We'll now need to ensure the RestaurantDetailFragment's newInstance() method may also accommodate this additional parameter:

RestaurantDetailFragment.java

public class RestaurantDetailFragment extends Fragment implements View.OnClickListener {
...
private String mSource;

    public static RestaurantDetailFragment newInstance(ArrayList<Restaurant> restaurants, Integer position, String source) {
        ...
        args.putString(Constants.KEY_SOURCE, source);
        ...
    }
...

Here, we've also included it as an additional parameter to the newInstance() method.

Hiding and Showing Fragment Elements

Now that this information is being successfully passed to any RestaurantDetailFragments, we can finally use it to impact the appearance of our menu in the RestaurantDetailFragment.

First, we'll snag the source information in the onCreate() method, and call setHasMenuOptions(true) to invoke the menu items in our Fragment class:

RestaurantDetailFragment.java
...
    @Override
    public void onCreate(Bundle savedInstanceState) {
        ...
        mSource = getArguments().getString(Constants.KEY_SOURCE);
        setHasOptionsMenu(true);   
     }
  ...

Next, in the onCreateView() method, we'll hide or show the "Save Restaurant" button depending on the value of mSource:

RestaurantDetailFragment.java
...
public View onCreateView(LayoutInflater inflater, ViewGroup container, Bundle savedInstanceState) {
        View view = inflater.inflate(R.layout.fragment_restaurant_detail, container, false);
        ButterKnife.bind(this, view);
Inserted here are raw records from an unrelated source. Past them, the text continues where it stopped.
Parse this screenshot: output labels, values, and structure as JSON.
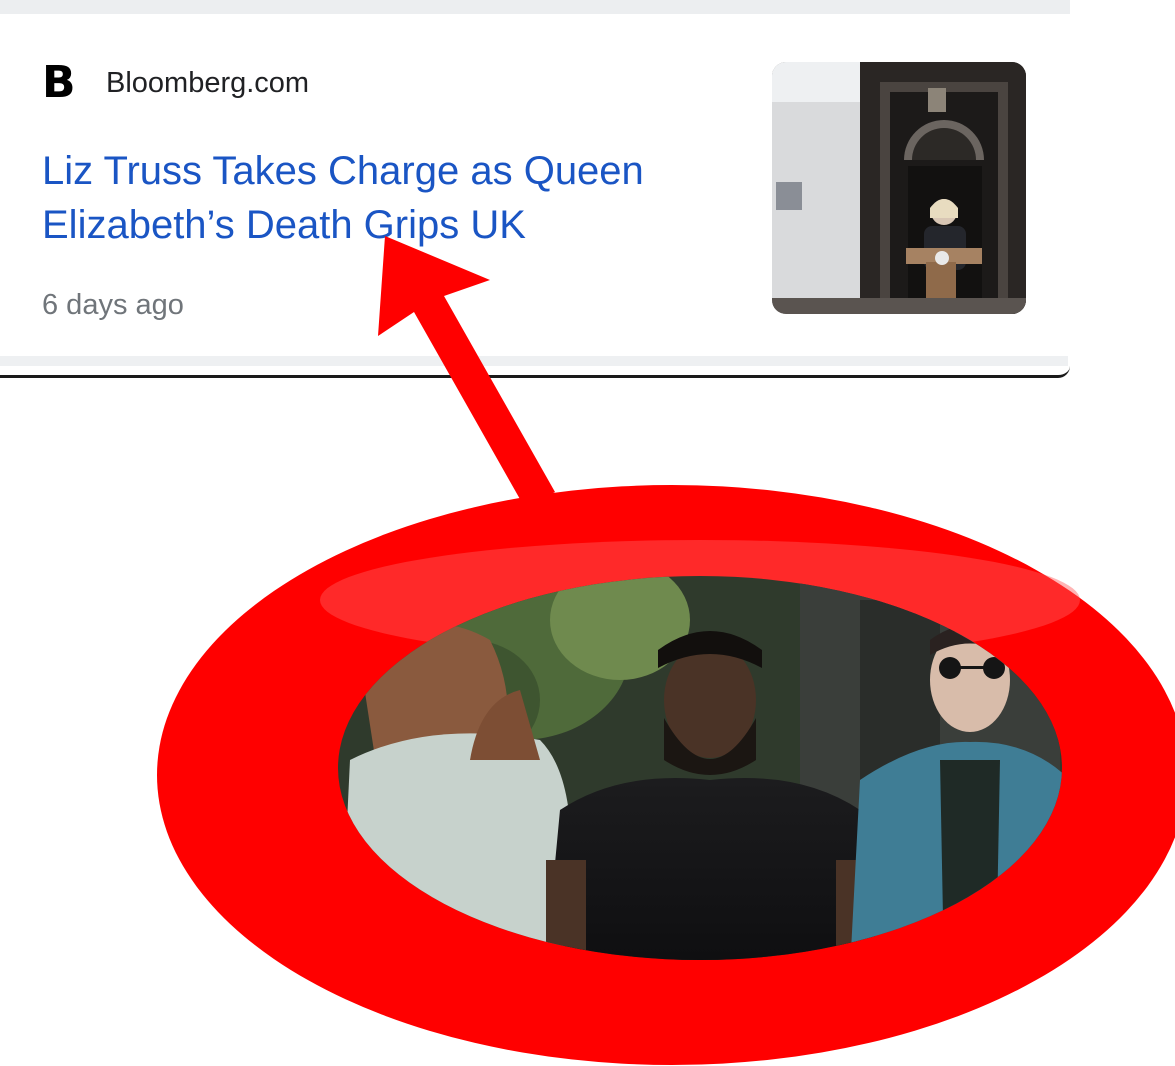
{
  "card": {
    "source_logo": "B",
    "source_name": "Bloomberg.com",
    "headline": "Liz Truss Takes Charge as Queen Elizabeth’s Death Grips UK",
    "timestamp": "6 days ago",
    "thumbnail_alt": "Press photo at Downing Street door"
  },
  "annotation": {
    "color": "#ff0000",
    "arrow": "red-arrow-pointing-at-headline",
    "circle": "red-ring-around-band-photo",
    "inset_photo_alt": "Band photo of three men outdoors"
  },
  "colors": {
    "headline_link": "#1a55c4",
    "source_text": "#202124",
    "timestamp_text": "#70757a",
    "annotation_red": "#ff0000"
  }
}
        if (mSource.equals(Constants.SOURCE_SAVED)) {
            mSaveRestaurantButton.setVisibility(View.GONE);
        } else {
            // This line of code should already exist. Make sure it now resides in this conditional: 
            mSaveRestaurantButton.setOnClickListener(this);
        }
...

Here, if the user is viewing the RestaurantDetailFragment after having come from the SavedRestaurantListActivity (ie: they're viewing details for restaurants in their "Saved Restaurants" list) we will hide the "Save Restaurant" button entirely. If they're coming from anywhere else (the RestaurantListActivity, in our case) we will continue to attach the appropriate click listener to the button.

Now, if we run the application, and view our saved restaurants, we should see that we're no longer offered an option to save a restaurant we've already saved.

no-save-restaurant-button-portrait

no-save-restaurant-button-landscape

In the next lesson we'll make use of our new ability to pass our RestaurantDetailFragment information regarding the user's navigational context in order to hide or show a photo option in the menu, and offer users the ability to take and save photos of their visit to a saved restaurant!


Example GitHub Repo for MyRestaurants

Overview


  • Essentially, to hide and show different elements of a re-usable fragment depending on where the user is viewing said fragment, we can include data regarding the user's location in intent extras, and hide elements based on this information.

  • To hide a View, call setVisibility() with the parameters View.GONE. Example: mSaveRestaurantButton.setVisibility(View.GONE);

Examples